What to produce →
The response must consist of all the entries, duplicated without alteration.
***
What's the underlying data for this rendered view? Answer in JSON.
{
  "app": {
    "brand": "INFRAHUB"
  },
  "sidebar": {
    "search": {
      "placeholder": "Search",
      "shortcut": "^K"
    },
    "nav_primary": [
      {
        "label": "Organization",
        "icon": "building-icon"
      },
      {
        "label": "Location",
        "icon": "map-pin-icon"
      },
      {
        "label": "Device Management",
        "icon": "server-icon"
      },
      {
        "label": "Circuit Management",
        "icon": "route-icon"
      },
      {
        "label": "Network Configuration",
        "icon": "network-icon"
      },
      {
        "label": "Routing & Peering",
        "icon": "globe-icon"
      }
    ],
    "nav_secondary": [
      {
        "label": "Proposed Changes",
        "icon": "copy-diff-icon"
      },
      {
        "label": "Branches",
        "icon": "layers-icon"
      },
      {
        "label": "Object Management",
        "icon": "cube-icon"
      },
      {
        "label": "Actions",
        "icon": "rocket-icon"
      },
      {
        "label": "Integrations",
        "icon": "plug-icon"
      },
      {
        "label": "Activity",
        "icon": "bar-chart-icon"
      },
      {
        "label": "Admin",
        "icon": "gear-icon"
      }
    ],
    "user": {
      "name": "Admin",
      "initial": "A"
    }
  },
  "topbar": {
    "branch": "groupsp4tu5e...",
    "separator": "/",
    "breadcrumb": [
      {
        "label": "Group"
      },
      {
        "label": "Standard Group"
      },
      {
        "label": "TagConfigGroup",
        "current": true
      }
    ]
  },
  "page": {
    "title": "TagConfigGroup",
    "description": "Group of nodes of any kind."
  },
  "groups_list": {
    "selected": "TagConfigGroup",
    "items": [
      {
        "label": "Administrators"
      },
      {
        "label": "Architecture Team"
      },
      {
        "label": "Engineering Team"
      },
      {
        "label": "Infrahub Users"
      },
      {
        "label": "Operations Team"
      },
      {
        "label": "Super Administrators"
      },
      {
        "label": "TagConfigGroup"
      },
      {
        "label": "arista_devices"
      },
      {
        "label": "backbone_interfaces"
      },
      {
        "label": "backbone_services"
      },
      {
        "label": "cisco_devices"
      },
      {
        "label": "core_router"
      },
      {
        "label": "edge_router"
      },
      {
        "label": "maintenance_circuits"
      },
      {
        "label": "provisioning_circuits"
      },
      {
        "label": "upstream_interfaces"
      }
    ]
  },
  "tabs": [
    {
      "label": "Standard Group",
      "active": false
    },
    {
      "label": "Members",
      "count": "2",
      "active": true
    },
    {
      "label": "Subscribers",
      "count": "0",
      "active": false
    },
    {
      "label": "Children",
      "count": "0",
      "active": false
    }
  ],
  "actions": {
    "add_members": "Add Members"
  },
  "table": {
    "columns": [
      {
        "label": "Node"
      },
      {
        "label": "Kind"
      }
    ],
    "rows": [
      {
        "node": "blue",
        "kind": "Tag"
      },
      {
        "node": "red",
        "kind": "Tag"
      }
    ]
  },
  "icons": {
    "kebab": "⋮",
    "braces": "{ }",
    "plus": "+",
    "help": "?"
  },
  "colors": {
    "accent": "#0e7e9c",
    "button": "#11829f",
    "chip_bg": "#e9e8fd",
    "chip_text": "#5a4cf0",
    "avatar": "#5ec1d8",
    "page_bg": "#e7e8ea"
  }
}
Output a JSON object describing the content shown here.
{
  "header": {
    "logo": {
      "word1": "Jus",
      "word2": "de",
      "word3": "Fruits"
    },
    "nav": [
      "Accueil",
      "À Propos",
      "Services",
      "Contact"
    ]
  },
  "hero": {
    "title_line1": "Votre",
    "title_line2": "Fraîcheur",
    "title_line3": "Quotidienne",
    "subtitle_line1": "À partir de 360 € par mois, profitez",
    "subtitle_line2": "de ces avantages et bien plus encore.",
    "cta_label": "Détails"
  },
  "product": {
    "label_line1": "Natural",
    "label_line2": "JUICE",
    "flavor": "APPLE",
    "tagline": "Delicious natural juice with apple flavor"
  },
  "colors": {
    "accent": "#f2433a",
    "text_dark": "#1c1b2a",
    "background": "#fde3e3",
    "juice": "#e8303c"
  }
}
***
Response for this exercise →
What's the underlying data for this rendered view? Answer in JSON.
{
  "app": {
    "brand": "INFRAHUB"
  },
  "sidebar": {
    "search": {
      "placeholder": "Search",
      "shortcut": "^K"
    },
    "nav_primary": [
      {
        "label": "Organization",
        "icon": "building-icon"
      },
      {
        "label": "Location",
        "icon": "map-pin-icon"
      },
      {
        "label": "Device Management",
        "icon": "server-icon"
      },
      {
        "label": "Circuit Management",
        "icon": "route-icon"
      },
      {
        "label": "Network Configuration",
        "icon": "network-icon"
      },
      {
        "label": "Routing & Peering",
        "icon": "globe-icon"
      }
    ],
    "nav_secondary": [
      {
        "label": "Proposed Changes",
        "icon": "copy-diff-icon"
      },
      {
        "label": "Branches",
        "icon": "layers-icon"
      },
      {
        "label": "Object Management",
        "icon": "cube-icon"
      },
      {
        "label": "Actions",
        "icon": "rocket-icon"
      },
      {
        "label": "Integrations",
        "icon": "plug-icon"
      },
      {
        "label": "Activity",
        "icon": "bar-chart-icon"
      },
      {
        "label": "Admin",
        "icon": "gear-icon"
      }
    ],
    "user": {
      "name": "Admin",
      "initial": "A"
    }
  },
  "topbar": {
    "branch": "groupsp4tu5e...",
    "separator": "/",
    "breadcrumb": [
      {
        "label": "Group"
      },
      {
        "label": "Standard Group"
      },
      {
        "label": "TagConfigGroup",
        "current": true
      }
    ]
  },
  "page": {
    "title": "TagConfigGroup",
    "description": "Group of nodes of any kind."
  },
  "groups_list": {
    "selected": "TagConfigGroup",
    "items": [
      {
        "label": "Administrators"
      },
      {
        "label": "Architecture Team"
      },
      {
        "label": "Engineering Team"
      },
      {
        "label": "Infrahub Users"
      },
      {
        "label": "Operations Team"
      },
      {
        "label": "Super Administrators"
      },
      {
        "label": "TagConfigGroup"
      },
      {
        "label": "arista_devices"
      },
      {
        "label": "backbone_interfaces"
      },
      {
        "label": "backbone_services"
      },
      {
        "label": "cisco_devices"
      },
      {
        "label": "core_router"
      },
      {
        "label": "edge_router"
      },
      {
        "label": "maintenance_circuits"
      },
      {
        "label": "provisioning_circuits"
      },
      {
        "label": "upstream_interfaces"
      }
    ]
  },
  "tabs": [
    {
      "label": "Standard Group",
      "active": false
    },
    {
      "label": "Members",
      "count": "2",
      "active": true
    },
    {
      "label": "Subscribers",
      "count": "0",
      "active": false
    },
    {
      "label": "Children",
      "count": "0",
      "active": false
    }
  ],
  "actions": {
    "add_members": "Add Members"
  },
  "table": {
    "columns": [
      {
        "label": "Node"
      },
      {
        "label": "Kind"
      }
    ],
    "rows": [
      {
        "node": "blue",
        "kind": "Tag"
      },
      {
        "node": "red",
        "kind": "Tag"
      }
    ]
  },
  "icons": {
    "kebab": "⋮",
    "braces": "{ }",
    "plus": "+",
    "help": "?"
  },
  "colors": {
    "accent": "#0e7e9c",
    "button": "#11829f",
    "chip_bg": "#e9e8fd",
    "chip_text": "#5a4cf0",
    "avatar": "#5ec1d8",
    "page_bg": "#e7e8ea"
  }
}
Output a JSON object describing the content shown here.
{
  "header": {
    "logo": {
      "word1": "Jus",
      "word2": "de",
      "word3": "Fruits"
    },
    "nav": [
      "Accueil",
      "À Propos",
      "Services",
      "Contact"
    ]
  },
  "hero": {
    "title_line1": "Votre",
    "title_line2": "Fraîcheur",
    "title_line3": "Quotidienne",
    "subtitle_line1": "À partir de 360 € par mois, profitez",
    "subtitle_line2": "de ces avantages et bien plus encore.",
    "cta_label": "Détails"
  },
  "product": {
    "label_line1": "Natural",
    "label_line2": "JUICE",
    "flavor": "APPLE",
    "tagline": "Delicious natural juice with apple flavor"
  },
  "colors": {
    "accent": "#f2433a",
    "text_dark": "#1c1b2a",
    "background": "#fde3e3",
    "juice": "#e8303c"
  }
}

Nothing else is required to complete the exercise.